A nurse who admitted supplying controlled drugs into a prison while working there has had her registration cancelled by order of the High Court.
High Court president Ms Justice Irvine granted the cancellation order on Monday to the Nursing and Midwifery Board of Ireland (NWB), represented by solicitor J.P. McDowell.
The judge was told the nurse, who was not in court and not represented, had not appealed against the board's recommendation, subject to court approval, in favour of cancellation.
The nurse was a general nurse employed by the Irish Prison Service at the relevant times. By court order, the prison and a witness involved cannot be identified.
Having pleaded guilty in July 2016 to a charge of supplying a controlled drug into a prison, the nurse received a three-year sentence in late 2016, of which all but three months was suspended on condition she entered into a €500 bond to keep the peace and be of good behaviour for five years.
Prior to the court hearing, and following the nurse's arrest by gardaí, a formal complaint about her was made in early 2015 to the NWB which lead to a fitness-to-practice committee inquiry.
It made several findings of misconduct against the nurse including that she had, on one or more unidentified dates around January 8th 2015, failed to maintain appropriate professional boundaries when she engaged with one or more prisoners regarding her personal circumstances.
It was also found she had, around the same time, failed to report to prison authorities she had been requested by one or more prisoners to convey illegal and/or controlled drugs into the prison in exchange for money.
It was further found she had, around mid-December 2014, conveyed, on two separate occasions, a quantity of illegal and/or controlled drugs in the prison and had given, or arranged for those to be given, to one or more unidentified prisoners for a financial sum.
A further finding was that she had, while in the vicinity of the prison about January 8th 2015, about 41.4 grams of cannabis herb with the intention of conveying that in the prison or to a person inside the prison by placing it inside or outside the prison, or by throwing or projecting it into the prison. It was further found, on the same date, she had various medications in her staff locker which she knew, or should have known, was inappropriate where some or all of the medications came from the prison pharmacy and was not prescribed to her.

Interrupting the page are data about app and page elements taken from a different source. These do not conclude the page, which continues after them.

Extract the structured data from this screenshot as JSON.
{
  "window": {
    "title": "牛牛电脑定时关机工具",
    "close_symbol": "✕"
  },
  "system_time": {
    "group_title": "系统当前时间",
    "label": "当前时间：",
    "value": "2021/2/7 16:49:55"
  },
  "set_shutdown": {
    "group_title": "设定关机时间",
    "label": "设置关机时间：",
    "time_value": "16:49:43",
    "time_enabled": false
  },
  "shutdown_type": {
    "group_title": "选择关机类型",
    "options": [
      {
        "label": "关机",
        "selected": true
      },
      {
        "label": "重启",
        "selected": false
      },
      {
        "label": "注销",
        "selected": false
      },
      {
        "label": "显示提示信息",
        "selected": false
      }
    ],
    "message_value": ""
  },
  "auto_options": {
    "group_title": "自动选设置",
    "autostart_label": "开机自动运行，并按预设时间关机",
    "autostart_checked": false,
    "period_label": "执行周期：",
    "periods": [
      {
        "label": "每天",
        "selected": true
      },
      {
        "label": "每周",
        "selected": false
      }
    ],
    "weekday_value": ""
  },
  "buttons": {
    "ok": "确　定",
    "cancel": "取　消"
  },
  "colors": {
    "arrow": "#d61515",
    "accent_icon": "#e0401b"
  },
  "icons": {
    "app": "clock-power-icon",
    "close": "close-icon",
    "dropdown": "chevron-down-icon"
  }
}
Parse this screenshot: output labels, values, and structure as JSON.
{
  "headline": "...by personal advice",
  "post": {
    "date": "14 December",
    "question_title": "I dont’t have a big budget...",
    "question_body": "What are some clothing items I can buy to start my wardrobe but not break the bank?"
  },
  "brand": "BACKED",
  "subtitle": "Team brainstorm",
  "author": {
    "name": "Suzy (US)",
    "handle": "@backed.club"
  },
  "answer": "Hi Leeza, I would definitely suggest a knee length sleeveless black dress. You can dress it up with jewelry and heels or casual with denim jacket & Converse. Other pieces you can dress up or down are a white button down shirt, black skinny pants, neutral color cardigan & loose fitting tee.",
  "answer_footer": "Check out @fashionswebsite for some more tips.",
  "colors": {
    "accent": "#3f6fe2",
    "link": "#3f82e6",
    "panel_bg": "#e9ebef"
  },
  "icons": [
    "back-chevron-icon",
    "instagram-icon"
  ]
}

The inquiry found the proven allegations amounted to professional misconduct representing a serious falling short of professional standards and infamous and/or disgraceful conduct.
It noted various mitigating factors, including the nurse had maintained her sobriety since early 2015, had sufficient insight into her situation and had taken extensive remedial steps to address her addiction. It also noted she had participated, without legal representation but assisted by a friend, in the vast majority of the inquiry despite that being difficult for her.
Given the seriousness of the findings, the committee recommended her registration be cancelled and, at a meeting last January, the Board agreed with that proposed sanction. After the nurse did not appeal, the Board applied to the High Court for confirmation of that.
Today, Ms Justice Irvine said, having reviewed the material before the court, including the transcript of the inquiry, there was no fault in the board's approach and no basis was shown for the court not to confirm cancellation of registration in this case.